Jason Stoffer was an early Board member at zulily. He sourced Maveron’s investments in, and currently serves on the boards of General Assembly, Julep, Lively and Dolls Kill. He also led several of Maveron’s most promising seed investments, including CourseHero, Everlane and Peach.

Jason Stoffer was formerly a member of the advisory board of the Lumina Foundation’s Next Generation Learning Initiative. He is also a mentor for TechStars. Previously, he was a board member of Startl, an education incubator.

You can follow Jason on Twitter @jstoffer. You are welcome to follow along behind the scenes @mikegelb and @consumervc.

One book the inspired Jason personally is Ender’s Game by Orson Scott Card and one book that inspired him professionally is Competitive Strategy by Michael Porter.

In this episode you will learn – 
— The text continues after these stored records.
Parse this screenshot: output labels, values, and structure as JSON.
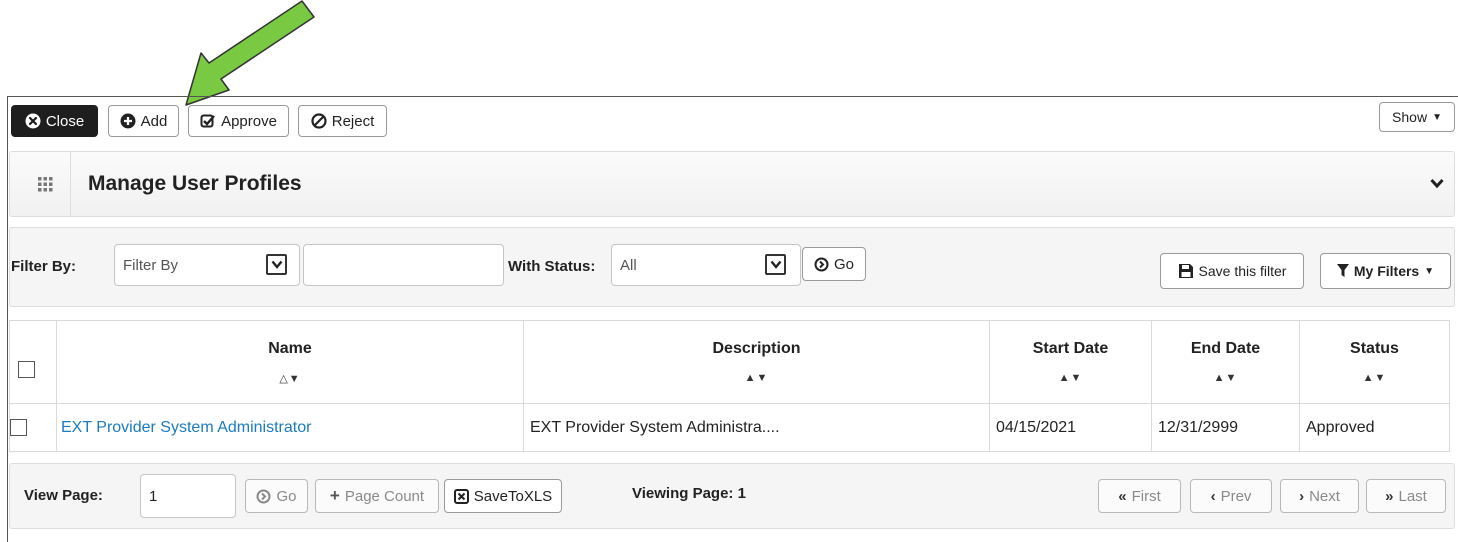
{
  "toolbar": {
    "close_label": "Close",
    "add_label": "Add",
    "approve_label": "Approve",
    "reject_label": "Reject",
    "show_label": "Show"
  },
  "panel": {
    "title": "Manage User Profiles"
  },
  "filter": {
    "filter_by_label": "Filter By:",
    "filter_by_value": "Filter By",
    "filter_text_value": "",
    "with_status_label": "With Status:",
    "status_value": "All",
    "go_label": "Go",
    "save_filter_label": "Save this filter",
    "my_filters_label": "My Filters"
  },
  "table": {
    "columns": [
      "Name",
      "Description",
      "Start Date",
      "End Date",
      "Status"
    ],
    "rows": [
      {
        "name": "EXT Provider System Administrator",
        "description": "EXT Provider System Administra....",
        "start_date": "04/15/2021",
        "end_date": "12/31/2999",
        "status": "Approved"
      }
    ]
  },
  "pager": {
    "view_page_label": "View Page:",
    "page_value": "1",
    "go_label": "Go",
    "page_count_label": "Page Count",
    "save_xls_label": "SaveToXLS",
    "viewing_page_text": "Viewing Page: 1",
    "first_label": "First",
    "prev_label": "Prev",
    "next_label": "Next",
    "last_label": "Last"
  },
  "colors": {
    "arrow_green": "#7ac943",
    "link_blue": "#1a7bbf",
    "close_bg": "#1e1e1e"
  },
  "annotation": {
    "icon": "green-arrow-icon",
    "points_to": "add-button"
  }
}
  1. What attracted Jason to startups, technology and venture capital? Why the focus on consumer, what attracted you to invest in purely consumer companies at Maveron?How he thinks about early momentum and traction? What makes investing in consumer companies difficult? When does a company need to have product market fit?
  2. What are some qualities in first time founders that he looks go? What’s the Maveron founder scorecard? How he analyzes mediocre markets and why he’s a fan of  the Warren Buffet quote “When a great team meets a mediocre market, only the market maintains its reputation” strong markets.” What has changed in how he invests throughout the years? How does he think of the term “Founder Friendly” and what has happened with WeWork changed anything on his view.
  3. Qualities his diligence process when analyzing founder-market fit? What are consumer trends that he is focused on in today’s landscape?  How does he think about D2C brands in the current era with online acquisition costs continuing to rise since there is so much competition for SEM and Facebook ads?
  4. What is something that he would change when it came to venture capital? What is your most recent investment and why is he excited about it? What is one company that he had the opportunity to invest in, didn’t, and in retrospect wish you did? What is one piece of advice that he has for founders of consumer companies?